- Plant matter can prove to have a protective element for some protists, while other protists have the ability to move around. The plant matter can allow for non-motile protists to hang on to a subject and have access to sufficient nutrients.
Protists 0420.JPG
Identifications
1.) Difflugia- motile amoeba
2.) Chlamydomonas- motile algae, photosynthesizing
3.) Pandorina- motile algae, photosynthesizing
4.) Peranema Sp.- motile protist
5.) Euglena - motile protist, photosynthesizing but also eats other protists
5 Fundamental Characteristics of Life: Energy- The Chlamydomonas is able to produce its own energy through photosynthesis. Cells- The Chlamydomonas is a unicellular algae that is protected by a cell wall.
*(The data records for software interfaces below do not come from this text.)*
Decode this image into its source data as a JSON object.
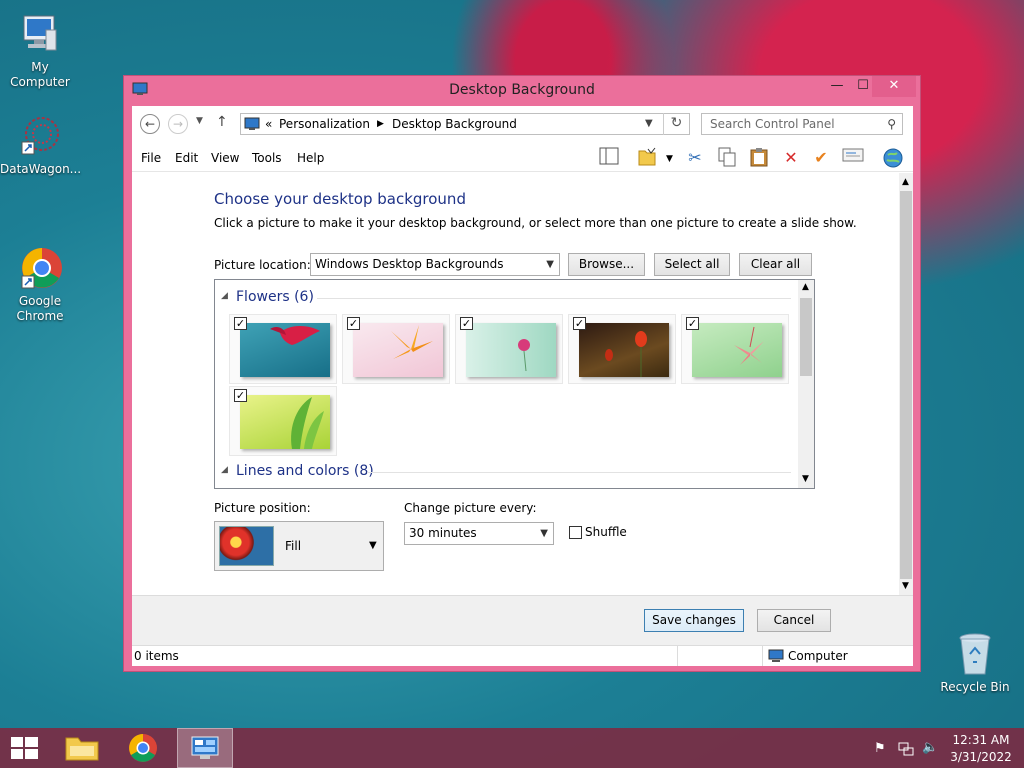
{
  "desktop": {
    "icons": [
      {
        "label": "My Computer"
      },
      {
        "label": "DataWagon..."
      },
      {
        "label": "Google\nChrome"
      },
      {
        "label": "Recycle Bin"
      }
    ]
  },
  "window": {
    "title": "Desktop Background",
    "controls": {
      "minimize": "—",
      "maximize": "☐",
      "close": "✕"
    },
    "address": {
      "prefix": "«",
      "crumbs": [
        "Personalization",
        "Desktop Background"
      ],
      "search_placeholder": "Search Control Panel"
    },
    "menu": [
      "File",
      "Edit",
      "View",
      "Tools",
      "Help"
    ],
    "content": {
      "heading": "Choose your desktop background",
      "subtext": "Click a picture to make it your desktop background, or select more than one picture to create a slide show.",
      "picture_location_label": "Picture location:",
      "picture_location_value": "Windows Desktop Backgrounds",
      "browse_label": "Browse...",
      "select_all_label": "Select all",
      "clear_all_label": "Clear all",
      "groups": [
        {
          "name": "Flowers (6)",
          "count": 6,
          "checked": [
            true,
            true,
            true,
            true,
            true,
            true
          ]
        },
        {
          "name": "Lines and colors (8)"
        }
      ],
      "picture_position_label": "Picture position:",
      "picture_position_value": "Fill",
      "change_every_label": "Change picture every:",
      "change_every_value": "30 minutes",
      "shuffle_label": "Shuffle",
      "shuffle_checked": false
    },
    "footer": {
      "save_label": "Save changes",
      "cancel_label": "Cancel"
    },
    "status": {
      "items": "0 items",
      "location": "Computer"
    }
  },
  "taskbar": {
    "time": "12:31 AM",
    "date": "3/31/2022"
  },
  "colors": {
    "window_frame": "#eb6f9b",
    "heading": "#1e3287",
    "taskbar": "#7a2c44"
  }
}
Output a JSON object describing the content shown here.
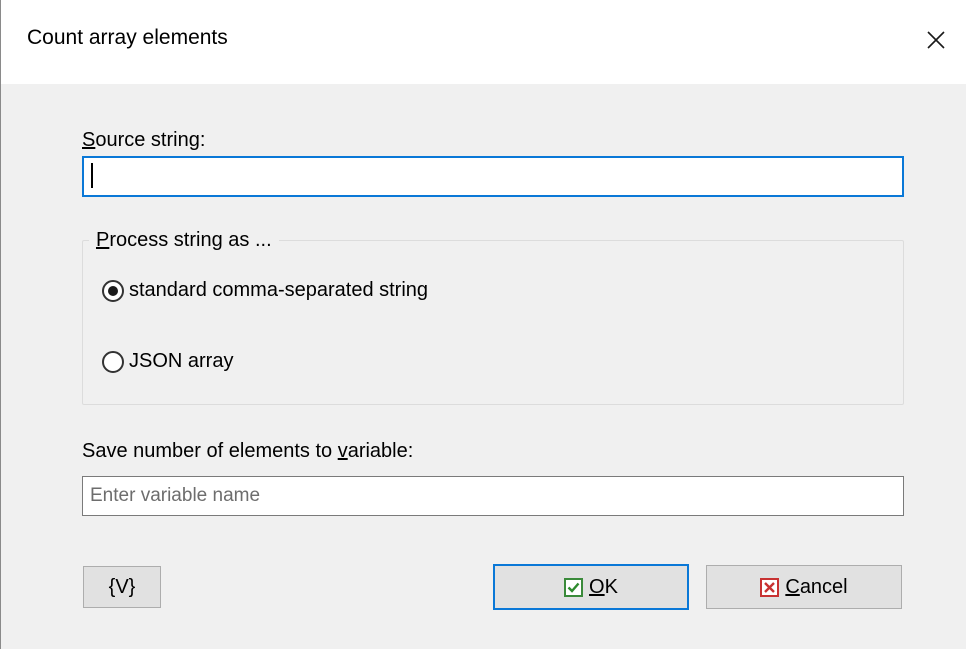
{
  "dialog": {
    "title": "Count array elements",
    "close_icon": "close-x-icon"
  },
  "source": {
    "label": "Source string:",
    "label_underline_char": "S",
    "label_rest": "ource string:",
    "value": ""
  },
  "process_group": {
    "legend_underline_char": "P",
    "legend_rest": "rocess string as ...",
    "options": [
      {
        "label": "standard comma-separated string",
        "selected": true
      },
      {
        "label": "JSON array",
        "selected": false
      }
    ]
  },
  "variable": {
    "label_before": "Save number of elements to ",
    "label_underline_char": "v",
    "label_after": "ariable:",
    "placeholder": "Enter variable name",
    "value": ""
  },
  "buttons": {
    "vars_label": "{V}",
    "ok_underline_char": "O",
    "ok_rest": "K",
    "ok_icon": "checkmark-icon",
    "cancel_underline_char": "C",
    "cancel_rest": "ancel",
    "cancel_icon": "x-mark-icon"
  },
  "colors": {
    "focus_border": "#0a78d7",
    "dialog_bg": "#f0f0f0",
    "ok_check": "#3a8a3a",
    "cancel_x": "#c83232"
  }
}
Information- has an (eye) that can detect if the environment has light, but can also survive in total darkness provided acetate is present as an alternative carbon source. Replication- the Chlamydomonas is a haploid cell, in nitrogen deprived conditions two haploid cells of opposite mating types can fuse together (producing a zygospore) for protection. But when conditions stabilize the diploid zygote can undergo meiosis and release the two haploid cells, forming two Chlamydomonas. Evolution- the Chlamydomonas has been able to evolve (Volvox).
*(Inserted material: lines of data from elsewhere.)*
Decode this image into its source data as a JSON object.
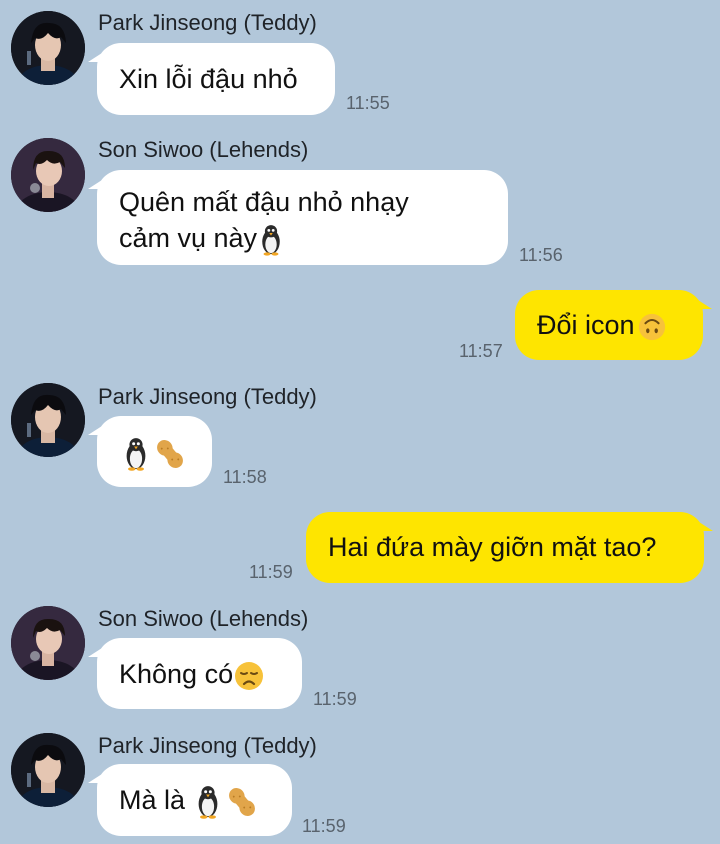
{
  "colors": {
    "background": "#b2c7da",
    "incoming_bubble": "#ffffff",
    "outgoing_bubble": "#fee500",
    "timestamp": "#59636d"
  },
  "messages": [
    {
      "sender": "Park Jinseong (Teddy)",
      "text": "Xin lỗi đậu nhỏ",
      "time": "11:55",
      "avatar_icon": "teddy-avatar"
    },
    {
      "sender": "Son Siwoo (Lehends)",
      "text_line1": "Quên mất đậu nhỏ nhạy",
      "text_line2": "cảm vụ này",
      "time": "11:56",
      "emoji_icons": [
        "penguin-icon"
      ],
      "avatar_icon": "lehends-avatar"
    },
    {
      "text": "Đổi icon",
      "time": "11:57",
      "emoji_icons": [
        "upside-down-face-icon"
      ]
    },
    {
      "sender": "Park Jinseong (Teddy)",
      "time": "11:58",
      "emoji_icons": [
        "penguin-icon",
        "peanut-icon"
      ],
      "avatar_icon": "teddy-avatar"
    },
    {
      "text": "Hai đứa mày giỡn mặt tao?",
      "time": "11:59"
    },
    {
      "sender": "Son Siwoo (Lehends)",
      "text": "Không có",
      "time": "11:59",
      "emoji_icons": [
        "disappointed-face-icon"
      ],
      "avatar_icon": "lehends-avatar"
    },
    {
      "sender": "Park Jinseong (Teddy)",
      "text": "Mà là ",
      "time": "11:59",
      "emoji_icons": [
        "penguin-icon",
        "peanut-icon"
      ],
      "avatar_icon": "teddy-avatar"
    }
  ]
}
- If the hay infusion was to be left for 2 more months, I believe that the smell would be much more prominent, the three different niches would be more distinguishable, the plant matter present, I believe would have changed in appearance (brown, droopy). I also believe that since the hay infusion is within a closed apparatus, each species and colony would feel selective pressures due to space available, food available, and the amount of light reaching the bottle.
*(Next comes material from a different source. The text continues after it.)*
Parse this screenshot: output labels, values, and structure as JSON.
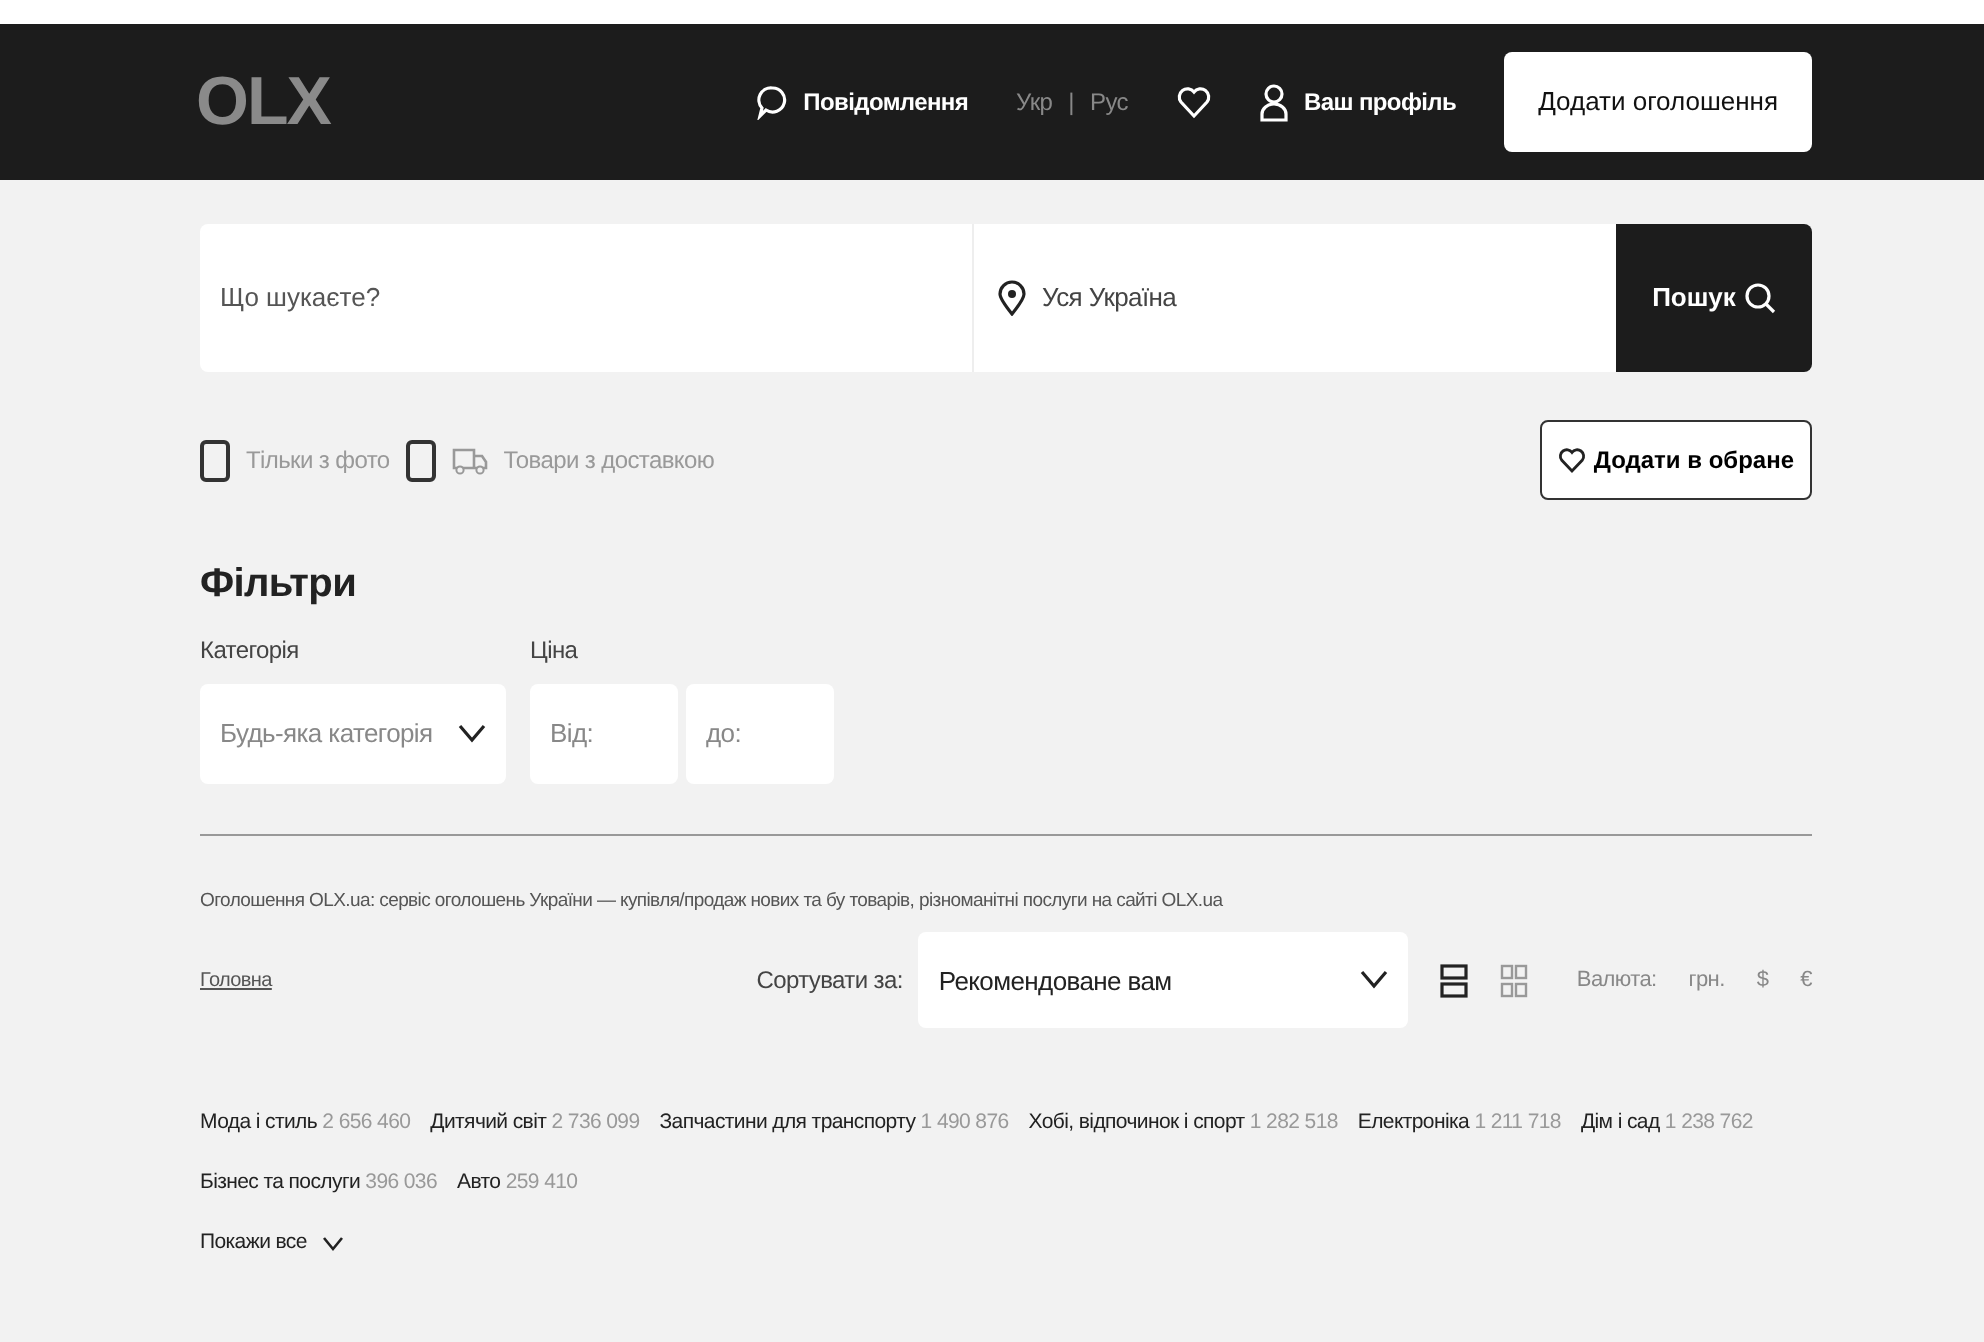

Serial Dilution
Dilution 0421.JPG

BK


January 18, 2016 General Characteristics of transect 5: the transect is located on a partial hill, cut in for a community garden. Grassy and open, trees present on the transect's northwest side. Within the American University Community Garden. Wire fence surrounding garden. each garden patch is elevated using wooden planks. Soil found within each patch, three of the five patches contained plants, observed lettuce(?). The floor of the garden consisted of soil and wood chips. Grasses would grow around the peripheral of the transect. Pine needles and other leaves from surrounding trees have settled within the fence of the garden. Abiotic: metal fence, wood chips, wood planks, nails, dead leaves, wiring (black with rubber surrounding), rubber hose, snow, pine needles Biotic: plants found within two patches (lettuce?), weeds, grass, small flowering plants, "ground-hugging" plants, dormant rose(?) plants File:Transect5.pdf Transect5 0363.JPGTransect5 0364.JPGTransect5 0365.JPGTransect5 0366.JPGTransect5 0367.JPGTransect5 0368.JPG Transect5 0369.JPGTransect5 0370.JPGTransect5 0371.JPGTransect5 0372.JPGTransect5 0373.JPG

BK